===== Source data

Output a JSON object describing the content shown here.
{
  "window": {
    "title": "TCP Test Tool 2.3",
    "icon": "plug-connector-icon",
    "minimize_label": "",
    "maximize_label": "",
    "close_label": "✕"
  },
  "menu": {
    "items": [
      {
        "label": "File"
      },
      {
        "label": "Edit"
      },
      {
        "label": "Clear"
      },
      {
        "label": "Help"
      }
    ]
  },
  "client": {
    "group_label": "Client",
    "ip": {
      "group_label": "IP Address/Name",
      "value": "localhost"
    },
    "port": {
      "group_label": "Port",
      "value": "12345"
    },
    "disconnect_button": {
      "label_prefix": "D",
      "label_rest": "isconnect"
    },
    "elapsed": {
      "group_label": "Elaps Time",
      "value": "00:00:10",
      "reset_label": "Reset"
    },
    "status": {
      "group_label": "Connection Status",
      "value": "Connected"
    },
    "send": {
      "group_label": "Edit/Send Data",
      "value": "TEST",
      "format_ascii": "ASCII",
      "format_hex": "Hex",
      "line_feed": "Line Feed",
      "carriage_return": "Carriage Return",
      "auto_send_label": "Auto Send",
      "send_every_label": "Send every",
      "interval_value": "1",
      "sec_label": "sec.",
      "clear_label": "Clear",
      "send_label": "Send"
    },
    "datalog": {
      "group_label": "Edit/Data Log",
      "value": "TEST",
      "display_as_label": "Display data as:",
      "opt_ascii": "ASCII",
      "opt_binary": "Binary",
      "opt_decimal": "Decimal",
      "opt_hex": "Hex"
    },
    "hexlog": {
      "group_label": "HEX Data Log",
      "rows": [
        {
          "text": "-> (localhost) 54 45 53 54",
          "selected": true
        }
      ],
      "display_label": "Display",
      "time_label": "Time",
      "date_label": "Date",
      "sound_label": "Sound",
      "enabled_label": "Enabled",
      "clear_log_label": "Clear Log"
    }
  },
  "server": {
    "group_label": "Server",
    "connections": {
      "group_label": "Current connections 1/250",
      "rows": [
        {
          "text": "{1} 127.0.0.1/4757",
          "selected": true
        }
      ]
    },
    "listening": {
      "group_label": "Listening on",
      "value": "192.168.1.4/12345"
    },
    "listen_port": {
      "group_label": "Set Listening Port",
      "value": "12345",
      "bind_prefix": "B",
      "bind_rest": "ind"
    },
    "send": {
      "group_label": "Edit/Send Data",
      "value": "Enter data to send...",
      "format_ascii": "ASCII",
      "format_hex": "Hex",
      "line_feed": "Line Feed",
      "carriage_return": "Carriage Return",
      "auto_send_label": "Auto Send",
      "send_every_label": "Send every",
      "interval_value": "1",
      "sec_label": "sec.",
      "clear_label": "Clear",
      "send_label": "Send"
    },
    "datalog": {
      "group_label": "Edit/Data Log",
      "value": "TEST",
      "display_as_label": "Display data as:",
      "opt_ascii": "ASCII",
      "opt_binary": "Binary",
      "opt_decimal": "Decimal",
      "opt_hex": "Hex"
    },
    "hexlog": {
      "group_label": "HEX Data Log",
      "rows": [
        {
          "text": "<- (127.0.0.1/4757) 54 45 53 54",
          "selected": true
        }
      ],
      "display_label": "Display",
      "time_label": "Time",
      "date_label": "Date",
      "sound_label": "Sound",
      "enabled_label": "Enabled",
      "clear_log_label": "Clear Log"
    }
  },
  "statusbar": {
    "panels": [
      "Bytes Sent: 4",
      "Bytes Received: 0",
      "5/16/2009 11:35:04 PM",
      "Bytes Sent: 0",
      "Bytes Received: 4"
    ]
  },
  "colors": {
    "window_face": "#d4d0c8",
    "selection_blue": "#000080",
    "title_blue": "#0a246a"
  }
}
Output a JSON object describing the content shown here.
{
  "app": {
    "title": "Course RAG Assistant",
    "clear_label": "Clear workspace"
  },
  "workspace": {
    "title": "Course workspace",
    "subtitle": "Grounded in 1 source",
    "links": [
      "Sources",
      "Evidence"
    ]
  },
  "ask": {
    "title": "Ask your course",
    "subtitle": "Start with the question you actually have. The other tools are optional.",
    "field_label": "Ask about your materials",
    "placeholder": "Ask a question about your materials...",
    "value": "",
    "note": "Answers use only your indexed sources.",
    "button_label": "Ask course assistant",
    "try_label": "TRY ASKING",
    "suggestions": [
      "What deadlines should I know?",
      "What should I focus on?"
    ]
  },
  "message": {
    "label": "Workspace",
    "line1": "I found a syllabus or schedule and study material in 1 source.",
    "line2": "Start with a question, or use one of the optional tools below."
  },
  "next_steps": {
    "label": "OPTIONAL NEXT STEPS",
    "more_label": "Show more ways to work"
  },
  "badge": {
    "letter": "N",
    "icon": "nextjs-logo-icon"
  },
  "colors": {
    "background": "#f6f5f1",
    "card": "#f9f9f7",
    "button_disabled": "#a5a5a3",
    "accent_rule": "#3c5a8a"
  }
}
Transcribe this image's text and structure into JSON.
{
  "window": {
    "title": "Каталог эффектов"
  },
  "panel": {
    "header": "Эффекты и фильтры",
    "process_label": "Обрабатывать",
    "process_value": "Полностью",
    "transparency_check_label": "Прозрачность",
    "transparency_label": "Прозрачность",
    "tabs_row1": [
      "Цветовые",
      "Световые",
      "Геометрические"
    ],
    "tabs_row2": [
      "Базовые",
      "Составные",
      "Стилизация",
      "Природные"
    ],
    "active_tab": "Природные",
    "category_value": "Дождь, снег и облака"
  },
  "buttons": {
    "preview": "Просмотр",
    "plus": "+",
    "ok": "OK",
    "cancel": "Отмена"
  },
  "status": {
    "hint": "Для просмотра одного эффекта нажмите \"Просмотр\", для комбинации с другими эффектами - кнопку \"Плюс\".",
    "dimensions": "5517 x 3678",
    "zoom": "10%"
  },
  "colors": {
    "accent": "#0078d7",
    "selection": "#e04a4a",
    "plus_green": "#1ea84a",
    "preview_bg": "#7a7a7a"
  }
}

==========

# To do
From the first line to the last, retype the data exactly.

# Solution to the problem
Output a JSON object describing the content shown here.
{
  "window": {
    "title": "TCP Test Tool 2.3",
    "icon": "plug-connector-icon",
    "minimize_label": "",
    "maximize_label": "",
    "close_label": "✕"
  },
  "menu": {
    "items": [
      {
        "label": "File"
      },
      {
        "label": "Edit"
      },
      {
        "label": "Clear"
      },
      {
        "label": "Help"
      }
    ]
  },
  "client": {
    "group_label": "Client",
    "ip": {
      "group_label": "IP Address/Name",
      "value": "localhost"
    },
    "port": {
      "group_label": "Port",
      "value": "12345"
    },
    "disconnect_button": {
      "label_prefix": "D",
      "label_rest": "isconnect"
    },
    "elapsed": {
      "group_label": "Elaps Time",
      "value": "00:00:10",
      "reset_label": "Reset"
    },
    "status": {
      "group_label": "Connection Status",
      "value": "Connected"
    },
    "send": {
      "group_label": "Edit/Send Data",
      "value": "TEST",
      "format_ascii": "ASCII",
      "format_hex": "Hex",
      "line_feed": "Line Feed",
      "carriage_return": "Carriage Return",
      "auto_send_label": "Auto Send",
      "send_every_label": "Send every",
      "interval_value": "1",
      "sec_label": "sec.",
      "clear_label": "Clear",
      "send_label": "Send"
    },
    "datalog": {
      "group_label": "Edit/Data Log",
      "value": "TEST",
      "display_as_label": "Display data as:",
      "opt_ascii": "ASCII",
      "opt_binary": "Binary",
      "opt_decimal": "Decimal",
      "opt_hex": "Hex"
    },
    "hexlog": {
      "group_label": "HEX Data Log",
      "rows": [
        {
          "text": "-> (localhost) 54 45 53 54",
          "selected": true
        }
      ],
      "display_label": "Display",
      "time_label": "Time",
      "date_label": "Date",
      "sound_label": "Sound",
      "enabled_label": "Enabled",
      "clear_log_label": "Clear Log"
    }
  },
  "server": {
    "group_label": "Server",
    "connections": {
      "group_label": "Current connections 1/250",
      "rows": [
        {
          "text": "{1} 127.0.0.1/4757",
          "selected": true
        }
      ]
    },
    "listening": {
      "group_label": "Listening on",
      "value": "192.168.1.4/12345"
    },
    "listen_port": {
      "group_label": "Set Listening Port",
      "value": "12345",
      "bind_prefix": "B",
      "bind_rest": "ind"
    },
    "send": {
      "group_label": "Edit/Send Data",
      "value": "Enter data to send...",
      "format_ascii": "ASCII",
      "format_hex": "Hex",
      "line_feed": "Line Feed",
      "carriage_return": "Carriage Return",
      "auto_send_label": "Auto Send",
      "send_every_label": "Send every",
      "interval_value": "1",
      "sec_label": "sec.",
      "clear_label": "Clear",
      "send_label": "Send"
    },
    "datalog": {
      "group_label": "Edit/Data Log",
      "value": "TEST",
      "display_as_label": "Display data as:",
      "opt_ascii": "ASCII",
      "opt_binary": "Binary",
      "opt_decimal": "Decimal",
      "opt_hex": "Hex"
    },
    "hexlog": {
      "group_label": "HEX Data Log",
      "rows": [
        {
          "text": "<- (127.0.0.1/4757) 54 45 53 54",
          "selected": true
        }
      ],
      "display_label": "Display",
      "time_label": "Time",
      "date_label": "Date",
      "sound_label": "Sound",
      "enabled_label": "Enabled",
      "clear_log_label": "Clear Log"
    }
  },
  "statusbar": {
    "panels": [
      "Bytes Sent: 4",
      "Bytes Received: 0",
      "5/16/2009 11:35:04 PM",
      "Bytes Sent: 0",
      "Bytes Received: 4"
    ]
  },
  "colors": {
    "window_face": "#d4d0c8",
    "selection_blue": "#000080",
    "title_blue": "#0a246a"
  }
}
Output a JSON object describing the content shown here.
{
  "app": {
    "title": "Course RAG Assistant",
    "clear_label": "Clear workspace"
  },
  "workspace": {
    "title": "Course workspace",
    "subtitle": "Grounded in 1 source",
    "links": [
      "Sources",
      "Evidence"
    ]
  },
  "ask": {
    "title": "Ask your course",
    "subtitle": "Start with the question you actually have. The other tools are optional.",
    "field_label": "Ask about your materials",
    "placeholder": "Ask a question about your materials...",
    "value": "",
    "note": "Answers use only your indexed sources.",
    "button_label": "Ask course assistant",
    "try_label": "TRY ASKING",
    "suggestions": [
      "What deadlines should I know?",
      "What should I focus on?"
    ]
  },
  "message": {
    "label": "Workspace",
    "line1": "I found a syllabus or schedule and study material in 1 source.",
    "line2": "Start with a question, or use one of the optional tools below."
  },
  "next_steps": {
    "label": "OPTIONAL NEXT STEPS",
    "more_label": "Show more ways to work"
  },
  "badge": {
    "letter": "N",
    "icon": "nextjs-logo-icon"
  },
  "colors": {
    "background": "#f6f5f1",
    "card": "#f9f9f7",
    "button_disabled": "#a5a5a3",
    "accent_rule": "#3c5a8a"
  }
}
Transcribe this image's text and structure into JSON.
{
  "window": {
    "title": "Каталог эффектов"
  },
  "panel": {
    "header": "Эффекты и фильтры",
    "process_label": "Обрабатывать",
    "process_value": "Полностью",
    "transparency_check_label": "Прозрачность",
    "transparency_label": "Прозрачность",
    "tabs_row1": [
      "Цветовые",
      "Световые",
      "Геометрические"
    ],
    "tabs_row2": [
      "Базовые",
      "Составные",
      "Стилизация",
      "Природные"
    ],
    "active_tab": "Природные",
    "category_value": "Дождь, снег и облака"
  },
  "buttons": {
    "preview": "Просмотр",
    "plus": "+",
    "ok": "OK",
    "cancel": "Отмена"
  },
  "status": {
    "hint": "Для просмотра одного эффекта нажмите \"Просмотр\", для комбинации с другими эффектами - кнопку \"Плюс\".",
    "dimensions": "5517 x 3678",
    "zoom": "10%"
  },
  "colors": {
    "accent": "#0078d7",
    "selection": "#e04a4a",
    "plus_green": "#1ea84a",
    "preview_bg": "#7a7a7a"
  }
}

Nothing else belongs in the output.